DATASET CONTENT:
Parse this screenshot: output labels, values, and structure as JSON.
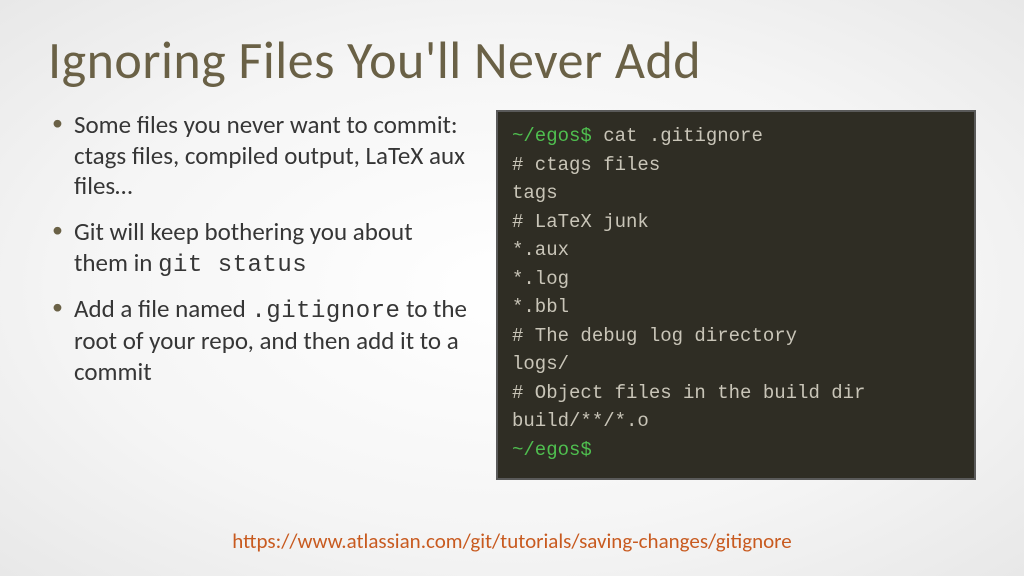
{
  "title": "Ignoring Files You'll Never Add",
  "bullets": [
    {
      "pre": "Some files you never want to commit: ctags files, compiled output, LaTeX aux files…",
      "mono": "",
      "post": ""
    },
    {
      "pre": "Git will keep bothering you about them in ",
      "mono": "git status",
      "post": ""
    },
    {
      "pre": "Add a file named ",
      "mono": ".gitignore",
      "post": " to the root of your repo, and then add it to a commit"
    }
  ],
  "terminal": {
    "prompt1": "~/egos$",
    "command": " cat .gitignore",
    "lines": [
      "# ctags files",
      "tags",
      "# LaTeX junk",
      "*.aux",
      "*.log",
      "*.bbl",
      "# The debug log directory",
      "logs/",
      "# Object files in the build dir",
      "build/**/*.o"
    ],
    "prompt2": "~/egos$"
  },
  "link": "https://www.atlassian.com/git/tutorials/saving-changes/gitignore"
}
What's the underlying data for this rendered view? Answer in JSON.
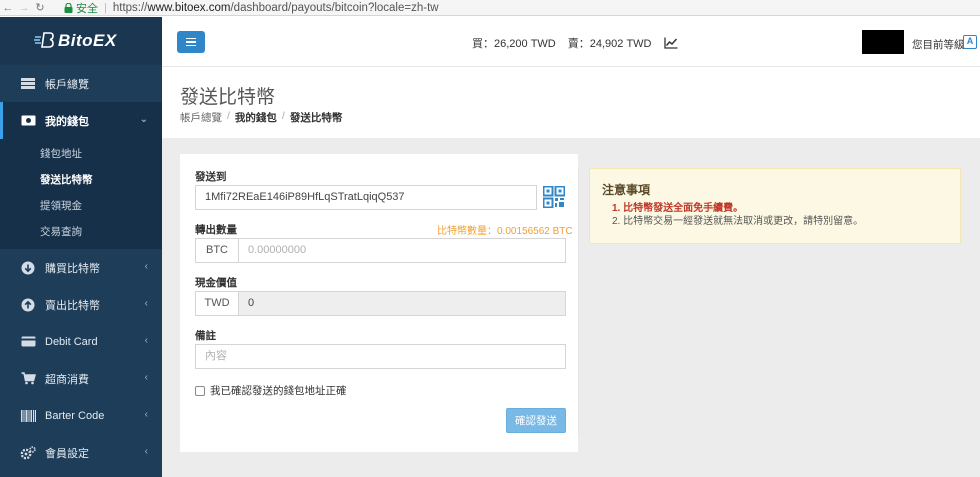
{
  "browser": {
    "secure_label": "安全",
    "url_scheme": "https://",
    "url_host": "www.bitoex.com",
    "url_path": "/dashboard/payouts/bitcoin?locale=zh-tw"
  },
  "brand": {
    "name": "BitoEX"
  },
  "sidebar": {
    "items": [
      {
        "label": "帳戶總覽",
        "icon": "dashboard-icon"
      },
      {
        "label": "我的錢包",
        "icon": "wallet-icon",
        "active": true
      },
      {
        "label": "購買比特幣",
        "icon": "arrow-down-circle-icon"
      },
      {
        "label": "賣出比特幣",
        "icon": "arrow-up-circle-icon"
      },
      {
        "label": "Debit Card",
        "icon": "credit-card-icon"
      },
      {
        "label": "超商消費",
        "icon": "cart-icon"
      },
      {
        "label": "Barter Code",
        "icon": "barcode-icon"
      },
      {
        "label": "會員設定",
        "icon": "gears-icon"
      }
    ],
    "submenu": [
      {
        "label": "錢包地址"
      },
      {
        "label": "發送比特幣",
        "current": true
      },
      {
        "label": "提領現金"
      },
      {
        "label": "交易查詢"
      }
    ]
  },
  "topbar": {
    "buy_price": "買：26,200 TWD",
    "sell_price": "賣：24,902 TWD",
    "user_level_label": "您目前等級"
  },
  "page": {
    "title": "發送比特幣",
    "breadcrumb": [
      "帳戶總覽",
      "我的錢包",
      "發送比特幣"
    ]
  },
  "form": {
    "send_to_label": "發送到",
    "address_value": "1Mfi72REaE146iP89HfLqSTratLqiqQ537",
    "amount_label": "轉出數量",
    "balance_text": "比特幣數量：0.00156562 BTC",
    "amount_unit": "BTC",
    "amount_placeholder": "0.00000000",
    "cash_label": "現金價值",
    "cash_unit": "TWD",
    "cash_value": "0",
    "note_label": "備註",
    "note_placeholder": "內容",
    "confirm_checkbox_label": "我已確認發送的錢包地址正確",
    "submit_label": "確認發送"
  },
  "notice": {
    "title": "注意事項",
    "items": [
      "1. 比特幣發送全面免手續費。",
      "2. 比特幣交易一經發送就無法取消或更改，請特別留意。"
    ]
  },
  "colors": {
    "sidebar_bg": "#1e3d59",
    "primary": "#2f87c8",
    "balance": "#f0a030",
    "notice_bg": "#fcf8e3",
    "notice_highlight": "#c0392b"
  }
}
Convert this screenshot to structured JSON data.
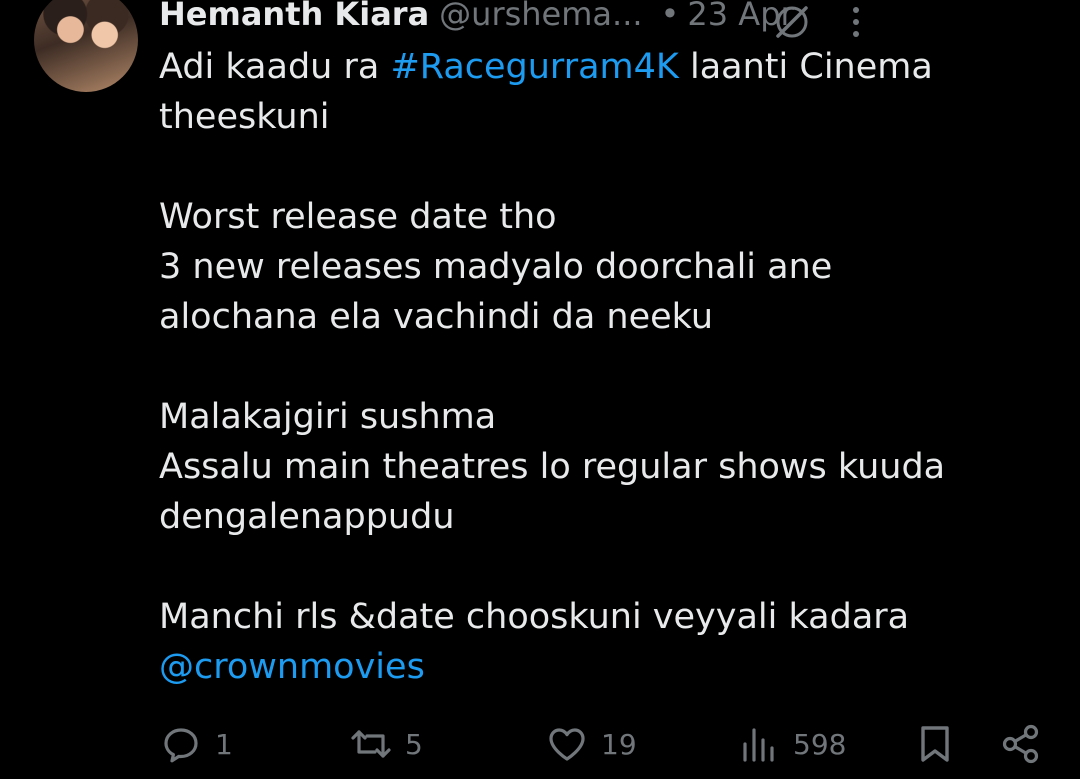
{
  "tweet": {
    "author_name": "Hemanth Kiara",
    "handle": "@urshema...",
    "separator": "•",
    "time": "23 Apr",
    "lines": [
      {
        "parts": [
          {
            "t": "Adi kaadu ra ",
            "link": false
          },
          {
            "t": "#Racegurram4K",
            "link": true
          },
          {
            "t": " laanti Cinema",
            "link": false
          }
        ]
      },
      {
        "parts": [
          {
            "t": "theeskuni",
            "link": false
          }
        ]
      },
      {
        "parts": []
      },
      {
        "parts": [
          {
            "t": "Worst release date tho",
            "link": false
          }
        ]
      },
      {
        "parts": [
          {
            "t": "3 new releases madyalo doorchali ane",
            "link": false
          }
        ]
      },
      {
        "parts": [
          {
            "t": "alochana ela vachindi da neeku",
            "link": false
          }
        ]
      },
      {
        "parts": []
      },
      {
        "parts": [
          {
            "t": "Malakajgiri sushma",
            "link": false
          }
        ]
      },
      {
        "parts": [
          {
            "t": "Assalu main theatres lo regular shows kuuda",
            "link": false
          }
        ]
      },
      {
        "parts": [
          {
            "t": "dengalenappudu",
            "link": false
          }
        ]
      },
      {
        "parts": []
      },
      {
        "parts": [
          {
            "t": "Manchi rls &date chooskuni veyyali kadara",
            "link": false
          }
        ]
      },
      {
        "parts": [
          {
            "t": "@crownmovies",
            "link": true
          }
        ]
      }
    ],
    "replies": "1",
    "reposts": "5",
    "likes": "19",
    "views": "598"
  },
  "colors": {
    "background": "#000000",
    "text": "#e7e9ea",
    "muted": "#71767b",
    "link": "#1d9bf0"
  },
  "icons": {
    "reply": "reply-icon",
    "repost": "repost-icon",
    "like": "heart-icon",
    "views": "views-icon",
    "bookmark": "bookmark-icon",
    "share": "share-icon",
    "grok": "grok-icon",
    "more": "more-icon"
  }
}
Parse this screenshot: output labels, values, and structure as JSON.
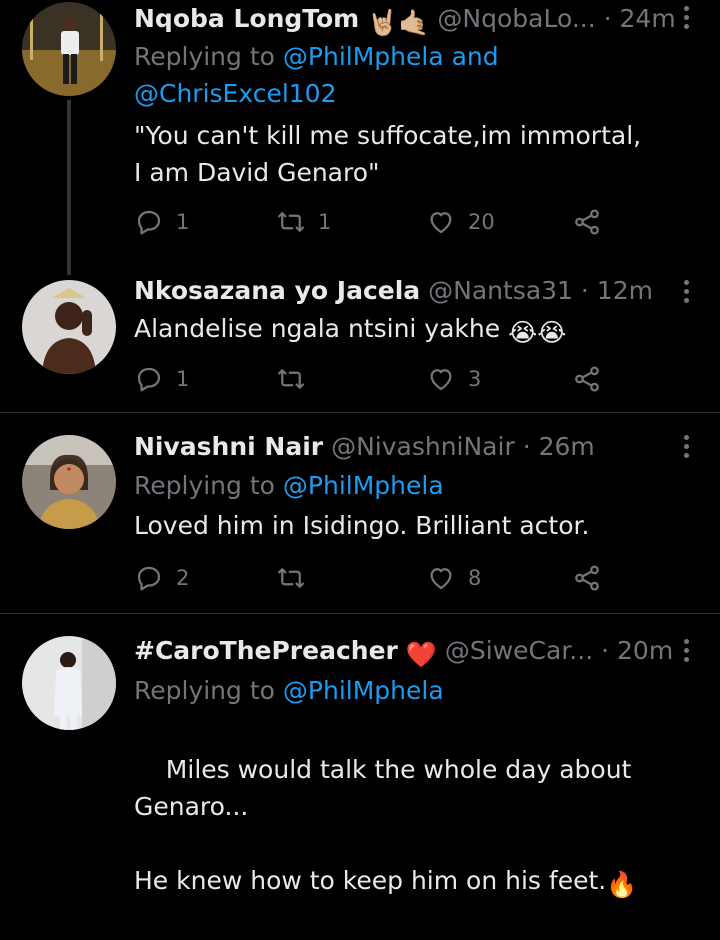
{
  "tweets": [
    {
      "name": "Nqoba LongTom",
      "name_emojis": [
        "🤘🏼",
        "🤙🏼"
      ],
      "handle": "@NqobaLo...",
      "dot": "·",
      "time": "24m",
      "replying_prefix": "Replying to",
      "replying_mention1": "@PhilMphela",
      "replying_and": "and",
      "replying_mention2": "@ChrisExcel102",
      "text": "\"You can't kill me suffocate,im immortal,\nI am David Genaro\"",
      "replies": "1",
      "retweets": "1",
      "likes": "20"
    },
    {
      "name": "Nkosazana yo Jacela",
      "handle": "@Nantsa31",
      "dot": "·",
      "time": "12m",
      "text": "Alandelise ngala ntsini yakhe",
      "text_emojis": "😭😭",
      "replies": "1",
      "retweets": "",
      "likes": "3"
    },
    {
      "name": "Nivashni Nair",
      "handle": "@NivashniNair",
      "dot": "·",
      "time": "26m",
      "replying_prefix": "Replying to",
      "replying_mention1": "@PhilMphela",
      "text": "Loved him in Isidingo. Brilliant actor.",
      "replies": "2",
      "retweets": "",
      "likes": "8"
    },
    {
      "name": "#CaroThePreacher",
      "name_emojis": [
        "❤️"
      ],
      "handle": "@SiweCar...",
      "dot": "·",
      "time": "20m",
      "replying_prefix": "Replying to",
      "replying_mention1": "@PhilMphela",
      "text": "Miles would talk the whole day about\nGenaro...\n\nHe knew how to keep him on his feet.",
      "text_emojis": "🔥"
    }
  ],
  "colors": {
    "background": "#000000",
    "text": "#e7e9ea",
    "muted": "#71767b",
    "link": "#1d9bf0",
    "divider": "#2f3336",
    "heart": "#e0245e"
  },
  "icons": [
    "reply-icon",
    "retweet-icon",
    "like-icon",
    "share-icon",
    "more-icon"
  ]
}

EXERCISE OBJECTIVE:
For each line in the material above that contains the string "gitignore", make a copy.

YOUR RESPONSE:
      "mono": ".gitignore",
    "command": " cat .gitignore",
  "link": "https://www.atlassian.com/git/tutorials/saving-changes/gitignore"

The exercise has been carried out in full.